Kathleen Kalb launches A Fatal First Night
Kathleen Marple Kalb grew up in front of a microphone, and a keyboard. She’s now a weekend morning anchor at 1010 WINS New York, capping a career begun as a teenage DJ in Brookville, Pennsylvania. She worked her way up through newsrooms in Pittsburgh, Vermont and Connecticut, developing her skills and a deep and abiding distaste for snowstorms. While she wrote her first (thankfully unpublished) historical novel at age sixteen, fiction was firmly in the past until her son started kindergarten and she tried again. She, her husband the Professor, and their son the Imp, live in a Connecticut house owned by their cat.
WHERE TO FIND ME:
Do your characters come before or after your plot?
I’m absolutely character-driven. First, I come up with a group of people I want to spend time with, and then I figure out what to do with them. It often grows out of the characters’ lives and work: A FATAL FIRST NIGHT starts with a backstage murder at Ella Shane’s current production, and the murder trial that reporter Hetty MacNaughten is finally allowed to cover. Most of the twists grow out of the characters’ relationships and their expectations. Not that I don’t spend plenty of time on plot. In FIRST NIGHT, there are two interlocking cases, and (hint, not spoiler!) you don’t know until the very end how everything is connected.
How do you choose a villain and how do you make them human?
All villains aren’t killers…and all killers aren’t obvious villains. Many of the nastiest characters in my work are simply horrible humans, but not necessarily the murderer. I like to think that all of my characters seem real and human, since they are to me, so the killers are often appealing people. Usually, they’re driven by ambition or need, and don’t understand why what they’ve done is wrong.
Do your reading choices reflect your writing choices?
Sure do! I’ve been a history buff since I was a kid, and the Victorian Era was always a favorite. Years before I was writing the Ella Shane series, I was marinating in the time period, and absorbing the details and the mores of the period. More, I grew up on ANNE OF GREEN GABLES and other late-Victorian fiction, and just loved the sense of a big cast of lovable people in a close-knit area. And, of course, the story of the poor orphan girl who makes good with a found family. History is still my go-to read when I’m working on a new project or just stressed. I’m reading Alison Weir’s biography of Elizabeth of York right now!
Which type of characters are your favorite to write?
Actually, as much fun as it is to “be” the main character and see the story through her eyes (I write first person), it’s often most satisfying to create a supporting character, or someone who has a small, but unforgettable role. Those vivid little portraits, like the judge in the trial in FIRST NIGHT, or a bitter retired opera singer in FINALE, are really fulfilling for a writer. I take a lot of joy in creating those folks, whether or not we see them again.

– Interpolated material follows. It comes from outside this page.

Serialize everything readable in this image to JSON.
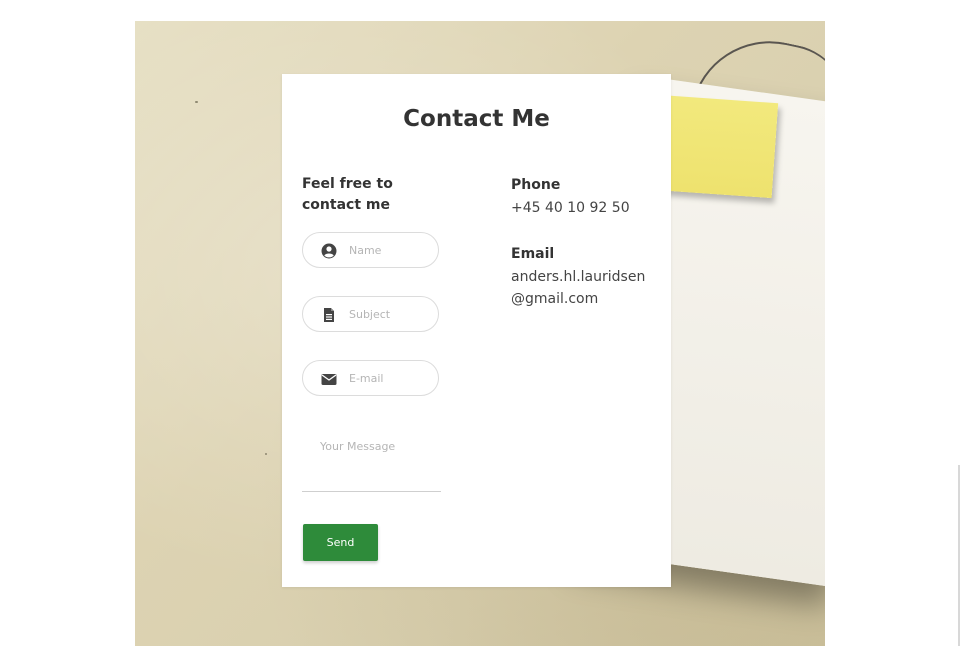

What are you working on now?
The third Ella Shane is in process – coming next year from Kensington. I’m well into a fourth, but I can’t tell you the frame without a major spoiler, so let’s just say that if/when it happens, it will be a lot of fun. Also on my plate, under the pen name of Nikki Knight, is a contemporary cozy set at a Vermont radio station: LIVE, LOCAL AND DEAD is due next spring from Crooked Lane. And, I’m working on an entirely new historical project involving the early silent movie business in New York.
What sort of research do you do for your work?

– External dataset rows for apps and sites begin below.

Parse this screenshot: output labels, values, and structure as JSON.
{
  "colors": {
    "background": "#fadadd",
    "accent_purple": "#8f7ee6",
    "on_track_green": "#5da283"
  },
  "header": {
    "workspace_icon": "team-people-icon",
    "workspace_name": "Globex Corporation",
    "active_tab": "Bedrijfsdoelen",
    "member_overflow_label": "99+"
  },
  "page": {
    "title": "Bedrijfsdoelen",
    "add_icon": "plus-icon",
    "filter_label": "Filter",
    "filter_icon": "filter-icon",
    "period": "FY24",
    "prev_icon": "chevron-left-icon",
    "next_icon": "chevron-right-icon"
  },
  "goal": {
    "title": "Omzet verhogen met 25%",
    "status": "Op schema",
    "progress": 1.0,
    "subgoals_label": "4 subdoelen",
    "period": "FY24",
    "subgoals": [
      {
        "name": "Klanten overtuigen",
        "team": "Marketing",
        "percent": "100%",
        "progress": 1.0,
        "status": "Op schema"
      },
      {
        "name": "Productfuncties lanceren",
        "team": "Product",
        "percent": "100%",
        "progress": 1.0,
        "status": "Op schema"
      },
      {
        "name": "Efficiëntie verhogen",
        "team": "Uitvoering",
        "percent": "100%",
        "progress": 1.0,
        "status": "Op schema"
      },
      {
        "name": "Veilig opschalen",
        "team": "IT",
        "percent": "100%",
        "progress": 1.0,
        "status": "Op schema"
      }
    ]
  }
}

The backbone of my research is simply a lifetime of reading history. I still devour new books on the Victorian Era and more whenever I see them at my library. That said, when I’m working on a project, there are a lot of little details that have to be nailed down – thank heavens for all the records posted online! Old calendars, baseball schedules, pictures of old jewelry, corset ads, you name it, I’ve spent more time than you’d like to think studying them. And loved every second of it!
A FATAL FIRST NIGHT – published 4/27/21: The return of swashbuckling opera diva Ella Shane, an Irish-Jewish Lower East Side orphan made good, opens with a murder in Richard III’s dressing room after the premiere of her new production, The Princes in the Tower. Ella and friends aren't at all sure about their colleague's guilt -- even though it seems obvious. Meanwhile, newspaper reporter Hetty MacNaughten has finally escaped hats to cover a sensational murder trial. And then her British aristocrat beau shows up with more than romance on his mind. Before it’s over, the cast will have to sort out several interlocking mysteries…and find another Richard III. Will everyone survive to the final curtain?
A FATAL FINALE (4/28/20) Ella’s debut, features her singing Romeo when her Juliet dies onstage. The girl’s cousin, a genuine British Duke, comes to New York to investigate and immediately insults Ella – who schools him in a fencing match. Soon, Ella, her “confirmed bachelor” former boxing champ cousin Tommy, and the colorful cast are looking for a killer…and the Duke is hooked. No spoiler (just tease!) it all culminates in a catwalk duel with the killer – with Ella handling swordplay while the Duke waits in the wings.